Exercise: Where does the string "title" appear in the records? Copy each line that holds it.

Web page and app entries:
━━━━━━━━

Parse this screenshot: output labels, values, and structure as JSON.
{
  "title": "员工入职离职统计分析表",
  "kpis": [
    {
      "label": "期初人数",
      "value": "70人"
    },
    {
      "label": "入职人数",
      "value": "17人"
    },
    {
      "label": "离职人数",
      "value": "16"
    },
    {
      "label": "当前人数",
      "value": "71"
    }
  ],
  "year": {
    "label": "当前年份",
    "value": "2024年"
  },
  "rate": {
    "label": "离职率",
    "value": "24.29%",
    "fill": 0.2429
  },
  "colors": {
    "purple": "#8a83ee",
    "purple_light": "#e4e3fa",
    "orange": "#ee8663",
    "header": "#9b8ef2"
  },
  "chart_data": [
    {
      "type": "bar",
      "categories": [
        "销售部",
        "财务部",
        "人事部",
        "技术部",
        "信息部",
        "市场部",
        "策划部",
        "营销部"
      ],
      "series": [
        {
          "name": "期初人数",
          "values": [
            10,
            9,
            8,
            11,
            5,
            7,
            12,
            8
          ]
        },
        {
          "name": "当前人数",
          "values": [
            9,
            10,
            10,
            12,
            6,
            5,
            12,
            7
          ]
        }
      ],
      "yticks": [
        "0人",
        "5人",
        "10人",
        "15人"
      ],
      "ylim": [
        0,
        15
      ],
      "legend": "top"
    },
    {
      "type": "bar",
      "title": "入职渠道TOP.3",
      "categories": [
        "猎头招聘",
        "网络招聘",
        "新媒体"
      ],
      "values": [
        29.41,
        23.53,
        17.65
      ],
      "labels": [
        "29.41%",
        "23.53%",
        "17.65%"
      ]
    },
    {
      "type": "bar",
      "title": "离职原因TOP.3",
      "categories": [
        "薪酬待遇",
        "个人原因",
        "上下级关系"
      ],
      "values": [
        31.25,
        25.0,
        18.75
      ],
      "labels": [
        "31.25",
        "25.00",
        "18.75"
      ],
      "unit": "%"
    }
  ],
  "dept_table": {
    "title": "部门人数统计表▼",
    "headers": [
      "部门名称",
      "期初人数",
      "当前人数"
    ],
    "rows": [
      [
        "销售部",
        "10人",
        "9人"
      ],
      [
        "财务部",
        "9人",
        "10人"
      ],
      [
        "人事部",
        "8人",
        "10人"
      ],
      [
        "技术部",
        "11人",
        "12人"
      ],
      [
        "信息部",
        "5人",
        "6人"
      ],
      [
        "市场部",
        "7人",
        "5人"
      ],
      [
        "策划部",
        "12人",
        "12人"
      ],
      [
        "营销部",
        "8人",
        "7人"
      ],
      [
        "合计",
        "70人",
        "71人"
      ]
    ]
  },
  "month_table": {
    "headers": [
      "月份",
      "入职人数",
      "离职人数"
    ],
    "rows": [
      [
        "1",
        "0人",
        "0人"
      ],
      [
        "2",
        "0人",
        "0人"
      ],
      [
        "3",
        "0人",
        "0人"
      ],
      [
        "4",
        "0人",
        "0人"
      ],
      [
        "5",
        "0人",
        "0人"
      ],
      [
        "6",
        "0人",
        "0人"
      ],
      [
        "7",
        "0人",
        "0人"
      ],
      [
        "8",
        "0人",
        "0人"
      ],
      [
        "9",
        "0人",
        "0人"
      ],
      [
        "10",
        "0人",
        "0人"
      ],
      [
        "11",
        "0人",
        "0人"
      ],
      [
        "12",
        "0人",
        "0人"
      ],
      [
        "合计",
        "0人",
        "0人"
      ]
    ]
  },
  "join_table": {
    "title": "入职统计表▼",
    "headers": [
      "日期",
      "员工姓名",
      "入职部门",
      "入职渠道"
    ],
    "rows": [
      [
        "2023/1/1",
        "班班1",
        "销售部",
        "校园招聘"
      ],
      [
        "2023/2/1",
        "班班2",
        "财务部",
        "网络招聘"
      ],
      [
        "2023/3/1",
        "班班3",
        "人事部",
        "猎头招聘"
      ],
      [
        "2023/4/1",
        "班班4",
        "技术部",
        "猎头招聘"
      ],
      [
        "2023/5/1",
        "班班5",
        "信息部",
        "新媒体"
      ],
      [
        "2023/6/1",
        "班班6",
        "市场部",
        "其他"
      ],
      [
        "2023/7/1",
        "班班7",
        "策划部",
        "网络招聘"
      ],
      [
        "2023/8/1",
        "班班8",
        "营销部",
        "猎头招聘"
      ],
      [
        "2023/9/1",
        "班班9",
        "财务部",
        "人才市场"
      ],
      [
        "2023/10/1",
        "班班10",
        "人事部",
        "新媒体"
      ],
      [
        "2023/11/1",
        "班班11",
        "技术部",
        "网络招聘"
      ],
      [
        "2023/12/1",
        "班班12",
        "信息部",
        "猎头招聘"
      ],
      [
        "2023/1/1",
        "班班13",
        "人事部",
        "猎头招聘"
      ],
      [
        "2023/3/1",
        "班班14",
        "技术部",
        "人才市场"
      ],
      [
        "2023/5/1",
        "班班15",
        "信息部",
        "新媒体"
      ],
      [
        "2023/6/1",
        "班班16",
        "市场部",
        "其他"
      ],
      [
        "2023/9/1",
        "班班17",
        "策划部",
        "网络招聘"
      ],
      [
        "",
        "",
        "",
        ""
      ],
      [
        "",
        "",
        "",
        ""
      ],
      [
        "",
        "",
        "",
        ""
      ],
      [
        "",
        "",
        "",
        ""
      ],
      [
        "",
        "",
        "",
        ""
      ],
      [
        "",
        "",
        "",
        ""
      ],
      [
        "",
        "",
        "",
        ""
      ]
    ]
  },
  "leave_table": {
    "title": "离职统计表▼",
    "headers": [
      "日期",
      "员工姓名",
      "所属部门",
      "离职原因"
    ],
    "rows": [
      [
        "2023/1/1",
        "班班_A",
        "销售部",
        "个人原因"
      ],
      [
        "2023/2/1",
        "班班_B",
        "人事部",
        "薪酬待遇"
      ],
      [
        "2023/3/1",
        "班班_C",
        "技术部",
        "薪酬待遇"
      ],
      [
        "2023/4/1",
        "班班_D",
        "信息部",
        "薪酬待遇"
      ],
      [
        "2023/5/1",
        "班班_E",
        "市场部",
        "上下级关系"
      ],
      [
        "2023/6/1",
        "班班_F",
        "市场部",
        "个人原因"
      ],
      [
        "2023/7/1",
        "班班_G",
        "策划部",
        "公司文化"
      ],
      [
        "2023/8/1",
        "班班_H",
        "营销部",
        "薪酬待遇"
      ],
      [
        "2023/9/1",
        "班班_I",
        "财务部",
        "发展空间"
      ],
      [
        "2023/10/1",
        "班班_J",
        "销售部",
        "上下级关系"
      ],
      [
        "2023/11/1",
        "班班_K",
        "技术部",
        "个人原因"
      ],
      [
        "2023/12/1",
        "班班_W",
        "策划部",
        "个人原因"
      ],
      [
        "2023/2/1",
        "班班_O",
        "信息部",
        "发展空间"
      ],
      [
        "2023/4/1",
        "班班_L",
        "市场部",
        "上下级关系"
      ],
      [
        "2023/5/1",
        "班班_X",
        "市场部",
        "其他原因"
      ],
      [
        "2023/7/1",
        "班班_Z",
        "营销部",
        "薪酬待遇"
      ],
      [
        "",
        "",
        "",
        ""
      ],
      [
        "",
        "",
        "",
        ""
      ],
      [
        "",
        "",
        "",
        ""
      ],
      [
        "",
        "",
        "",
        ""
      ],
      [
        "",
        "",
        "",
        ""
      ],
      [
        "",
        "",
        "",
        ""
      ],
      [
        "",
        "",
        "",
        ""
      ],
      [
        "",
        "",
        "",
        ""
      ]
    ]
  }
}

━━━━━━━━

Problem solution:
  "title": "员工入职离职统计分析表",
      "title": "入职渠道TOP.3",
      "title": "离职原因TOP.3",
    "title": "部门人数统计表▼",
    "title": "入职统计表▼",
    "title": "离职统计表▼",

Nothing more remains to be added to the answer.